→ **Task item**: Gather all lines from the material that contain "name".

** Records for the task follows **

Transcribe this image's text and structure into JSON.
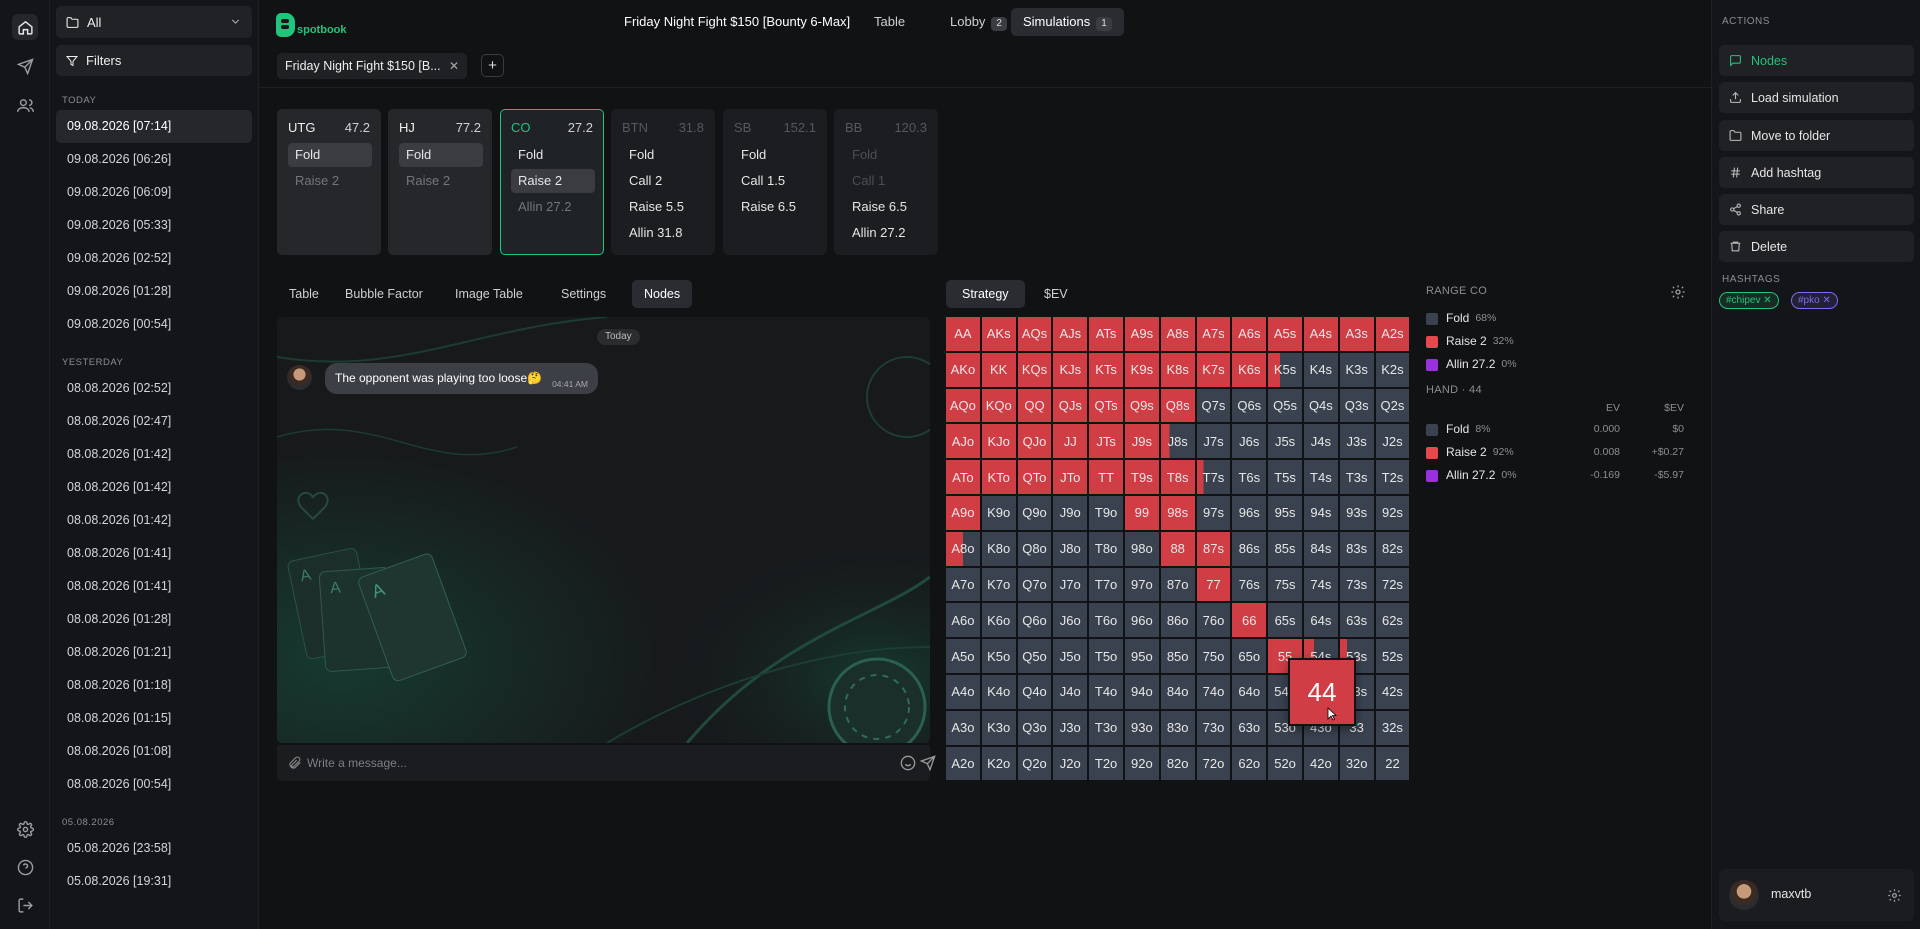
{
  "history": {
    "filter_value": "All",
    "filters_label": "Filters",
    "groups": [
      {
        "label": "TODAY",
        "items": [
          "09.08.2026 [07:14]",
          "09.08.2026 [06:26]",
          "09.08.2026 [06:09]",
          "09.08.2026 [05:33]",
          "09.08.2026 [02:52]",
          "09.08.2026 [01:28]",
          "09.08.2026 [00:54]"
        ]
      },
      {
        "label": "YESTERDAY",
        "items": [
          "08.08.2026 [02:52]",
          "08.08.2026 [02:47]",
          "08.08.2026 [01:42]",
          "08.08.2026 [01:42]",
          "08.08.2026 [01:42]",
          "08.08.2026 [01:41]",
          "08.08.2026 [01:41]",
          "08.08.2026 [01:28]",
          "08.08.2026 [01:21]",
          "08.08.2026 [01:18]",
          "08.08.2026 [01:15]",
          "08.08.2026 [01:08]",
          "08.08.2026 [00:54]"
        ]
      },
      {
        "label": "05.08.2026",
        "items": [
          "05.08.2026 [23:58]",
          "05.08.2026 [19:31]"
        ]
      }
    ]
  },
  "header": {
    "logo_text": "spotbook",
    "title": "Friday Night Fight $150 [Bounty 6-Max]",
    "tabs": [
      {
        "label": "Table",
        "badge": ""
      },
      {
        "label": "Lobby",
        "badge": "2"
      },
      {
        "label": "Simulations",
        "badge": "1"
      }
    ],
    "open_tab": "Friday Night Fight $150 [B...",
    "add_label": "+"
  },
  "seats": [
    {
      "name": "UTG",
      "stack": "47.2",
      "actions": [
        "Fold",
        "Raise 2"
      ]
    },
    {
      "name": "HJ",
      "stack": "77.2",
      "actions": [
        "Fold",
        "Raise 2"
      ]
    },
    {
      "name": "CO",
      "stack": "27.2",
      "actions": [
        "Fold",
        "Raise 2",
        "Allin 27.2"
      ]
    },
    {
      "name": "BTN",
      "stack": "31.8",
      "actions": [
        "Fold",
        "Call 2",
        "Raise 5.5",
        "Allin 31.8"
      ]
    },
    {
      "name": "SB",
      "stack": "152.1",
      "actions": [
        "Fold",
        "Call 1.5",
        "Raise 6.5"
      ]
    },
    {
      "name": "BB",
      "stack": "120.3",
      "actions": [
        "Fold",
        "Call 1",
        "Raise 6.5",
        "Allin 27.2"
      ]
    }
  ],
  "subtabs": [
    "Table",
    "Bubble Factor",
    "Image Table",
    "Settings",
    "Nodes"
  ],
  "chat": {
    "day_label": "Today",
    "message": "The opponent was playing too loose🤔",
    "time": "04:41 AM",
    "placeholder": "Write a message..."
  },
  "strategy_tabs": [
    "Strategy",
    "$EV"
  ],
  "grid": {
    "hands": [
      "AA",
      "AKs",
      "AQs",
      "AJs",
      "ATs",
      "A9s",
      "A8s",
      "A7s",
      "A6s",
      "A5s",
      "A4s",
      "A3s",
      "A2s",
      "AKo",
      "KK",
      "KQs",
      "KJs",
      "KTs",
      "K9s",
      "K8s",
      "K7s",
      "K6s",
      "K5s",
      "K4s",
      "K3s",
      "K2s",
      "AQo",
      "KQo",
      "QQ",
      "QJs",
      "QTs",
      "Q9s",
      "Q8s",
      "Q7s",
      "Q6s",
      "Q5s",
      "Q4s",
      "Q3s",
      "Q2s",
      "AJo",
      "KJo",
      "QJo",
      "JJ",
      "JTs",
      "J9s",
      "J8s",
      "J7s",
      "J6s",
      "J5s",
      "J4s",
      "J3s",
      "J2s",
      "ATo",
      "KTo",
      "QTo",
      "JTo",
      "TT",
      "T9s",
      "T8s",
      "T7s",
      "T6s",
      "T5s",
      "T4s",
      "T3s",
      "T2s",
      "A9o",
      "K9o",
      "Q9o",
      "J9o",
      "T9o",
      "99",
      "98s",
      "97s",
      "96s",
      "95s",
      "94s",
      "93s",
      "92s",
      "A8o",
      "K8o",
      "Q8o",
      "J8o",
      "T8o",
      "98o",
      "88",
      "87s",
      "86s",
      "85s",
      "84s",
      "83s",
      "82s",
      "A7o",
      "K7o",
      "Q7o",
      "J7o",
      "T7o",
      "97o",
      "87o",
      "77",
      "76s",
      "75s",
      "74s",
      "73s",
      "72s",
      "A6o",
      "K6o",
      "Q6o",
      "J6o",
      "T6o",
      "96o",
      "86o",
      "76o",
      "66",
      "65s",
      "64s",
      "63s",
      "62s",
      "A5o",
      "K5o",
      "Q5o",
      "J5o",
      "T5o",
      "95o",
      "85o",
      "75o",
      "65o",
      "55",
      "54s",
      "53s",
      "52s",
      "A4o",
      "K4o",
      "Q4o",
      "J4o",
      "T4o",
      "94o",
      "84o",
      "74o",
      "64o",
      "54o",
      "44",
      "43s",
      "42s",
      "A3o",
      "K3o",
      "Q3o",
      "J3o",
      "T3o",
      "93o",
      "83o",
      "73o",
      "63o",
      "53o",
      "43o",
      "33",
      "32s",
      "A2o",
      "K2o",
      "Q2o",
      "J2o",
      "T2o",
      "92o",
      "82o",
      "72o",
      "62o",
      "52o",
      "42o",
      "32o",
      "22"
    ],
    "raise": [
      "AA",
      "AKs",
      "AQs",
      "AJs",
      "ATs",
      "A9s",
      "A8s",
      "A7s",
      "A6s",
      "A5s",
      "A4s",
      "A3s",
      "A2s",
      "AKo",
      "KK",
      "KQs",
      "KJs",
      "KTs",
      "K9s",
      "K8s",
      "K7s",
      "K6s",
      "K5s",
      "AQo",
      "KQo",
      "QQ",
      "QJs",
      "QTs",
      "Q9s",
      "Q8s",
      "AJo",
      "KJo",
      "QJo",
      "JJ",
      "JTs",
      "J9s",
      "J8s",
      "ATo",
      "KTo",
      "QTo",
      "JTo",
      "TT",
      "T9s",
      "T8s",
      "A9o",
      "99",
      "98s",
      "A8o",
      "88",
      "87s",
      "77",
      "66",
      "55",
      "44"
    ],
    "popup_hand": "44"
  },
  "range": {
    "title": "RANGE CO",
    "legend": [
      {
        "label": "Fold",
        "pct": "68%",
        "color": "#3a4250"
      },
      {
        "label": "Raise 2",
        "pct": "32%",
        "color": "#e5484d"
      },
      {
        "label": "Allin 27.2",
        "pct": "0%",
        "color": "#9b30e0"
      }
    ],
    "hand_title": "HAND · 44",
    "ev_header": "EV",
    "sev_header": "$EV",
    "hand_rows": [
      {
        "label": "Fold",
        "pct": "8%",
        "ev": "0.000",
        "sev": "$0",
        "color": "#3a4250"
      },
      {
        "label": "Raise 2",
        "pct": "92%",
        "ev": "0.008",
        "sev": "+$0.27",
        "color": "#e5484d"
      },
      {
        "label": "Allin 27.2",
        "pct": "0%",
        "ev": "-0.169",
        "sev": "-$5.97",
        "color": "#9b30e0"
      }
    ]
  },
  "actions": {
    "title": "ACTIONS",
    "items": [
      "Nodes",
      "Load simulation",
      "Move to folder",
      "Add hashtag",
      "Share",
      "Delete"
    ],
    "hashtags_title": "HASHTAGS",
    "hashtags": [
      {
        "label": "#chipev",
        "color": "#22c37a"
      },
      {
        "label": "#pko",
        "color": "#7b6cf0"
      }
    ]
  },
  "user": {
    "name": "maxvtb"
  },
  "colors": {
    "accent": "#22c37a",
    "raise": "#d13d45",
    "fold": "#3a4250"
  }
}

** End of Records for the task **

→ **Final answer**:
      "name": "UTG",
      "name": "HJ",
      "name": "CO",
      "name": "BTN",
      "name": "SB",
      "name": "BB",
    "name": "maxvtb"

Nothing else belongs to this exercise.